Tag: Chris Rivers

 

Planit Hank is a mysterious but up-and-coming, underground producer whose latest effort, the Night Before Purgatory EP is slated for release next month — and the EP finds Planit Hank collaborating with a who’s who of gritty, New York street shit hip hop, including M.O.P., AZ, Canibus, Chris Rivers, Styles P, Kool G. Rap, DJ Evil Dee and a few others. “Life in Crooklyn,” the EP’s latest single is centered by a production that’s equally soulful and mournful as it features an atmospheric and looped horn sample, tweeter and woofer rock boom bap beats and scratching by the incredible DJ Evil Dee. Jeru The Damaja, Buckshot and AZ all wax both nostalgically and heartbreakingly about their rough and tumble childhoods — Jeru The Damaja talks about all the people he knew and loved, who were tragically murdered, with the recognition that without music, he may have ended up much like those he remembered; AZ proudly rhymes about repping Brooklyn all day; Buckshot, arguably one of the best emcees ever manages to pay tribute to BIG, make a brief point about gentrification but while pointing out that gangster shit is still there — and always will be there. But along with that the song focuses on the lack of older heads giving guidance to young cats in the way that happened for these legendary emcees. What makes the track intriguing to me is that it manages to view things from an older perspective but without sounding like crotchety old men, screaming at the clouds and the young cats about how everything fucking sucks, and how the music the kids listen to these days is awful; nor is the nostalgia within the song maudlin. If anything, it speaks to how powerful music can be — that it save the lives of people in desperate circumstances.

 

 

 

 

With the release of “The Motions” featuring Chris Rivers, “The Road” produced by Sicknature of Snowgoons, Boston-based artist Rite Hook has received attention and praise as an emcee and as a vocalist. Building up on the buzz, he’s received Rite Hook has released a moody and spectral cover of Stone Temple Pilots‘ classic “Creep,” which has the Boston-based emcee and vocalist channeling Scott Weiland with an uncanny accuracy — as though he were possessed by the late vocalist’s spirit during the recording of the song.

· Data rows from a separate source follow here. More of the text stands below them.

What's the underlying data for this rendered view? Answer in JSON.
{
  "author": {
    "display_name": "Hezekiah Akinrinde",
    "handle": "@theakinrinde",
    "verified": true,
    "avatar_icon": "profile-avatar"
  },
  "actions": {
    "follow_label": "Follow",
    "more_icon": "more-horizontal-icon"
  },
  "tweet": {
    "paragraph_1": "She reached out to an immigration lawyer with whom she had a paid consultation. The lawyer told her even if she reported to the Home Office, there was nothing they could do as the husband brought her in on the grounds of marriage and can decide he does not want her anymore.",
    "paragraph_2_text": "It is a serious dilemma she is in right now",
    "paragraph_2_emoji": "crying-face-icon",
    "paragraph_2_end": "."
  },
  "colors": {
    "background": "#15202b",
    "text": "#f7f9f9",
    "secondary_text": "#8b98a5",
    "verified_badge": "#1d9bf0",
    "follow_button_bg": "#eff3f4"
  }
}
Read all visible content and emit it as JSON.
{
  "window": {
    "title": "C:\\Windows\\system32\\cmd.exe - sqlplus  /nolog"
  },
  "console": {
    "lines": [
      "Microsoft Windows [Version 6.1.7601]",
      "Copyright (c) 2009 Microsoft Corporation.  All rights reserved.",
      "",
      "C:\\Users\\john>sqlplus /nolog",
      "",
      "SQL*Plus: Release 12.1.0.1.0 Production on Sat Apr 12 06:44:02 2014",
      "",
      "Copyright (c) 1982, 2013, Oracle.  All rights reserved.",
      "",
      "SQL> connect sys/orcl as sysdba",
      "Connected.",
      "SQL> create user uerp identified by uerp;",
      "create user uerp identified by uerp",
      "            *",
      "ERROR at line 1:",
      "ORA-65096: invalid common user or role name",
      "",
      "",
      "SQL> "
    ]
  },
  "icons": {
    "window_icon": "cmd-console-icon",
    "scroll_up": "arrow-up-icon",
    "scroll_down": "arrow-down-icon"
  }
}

Pairing The Arcitype’s production consisting of ominous atmospherics, layers of bluesy and buzzing guitars and propulsive drum programming with Rite Hook’s vocals, their rendition is a modern, Portishead-inspired cover that replaces the acoustic guitars of the original’s verses and electric guitars of the song’s chorus and hook while retaining the melancholy introspection of the original. Unfortunately, “Creep” will not appear on Rite Hook’s forthcoming full-length Modify — but from what I understand there are plans to official release it sometime this year.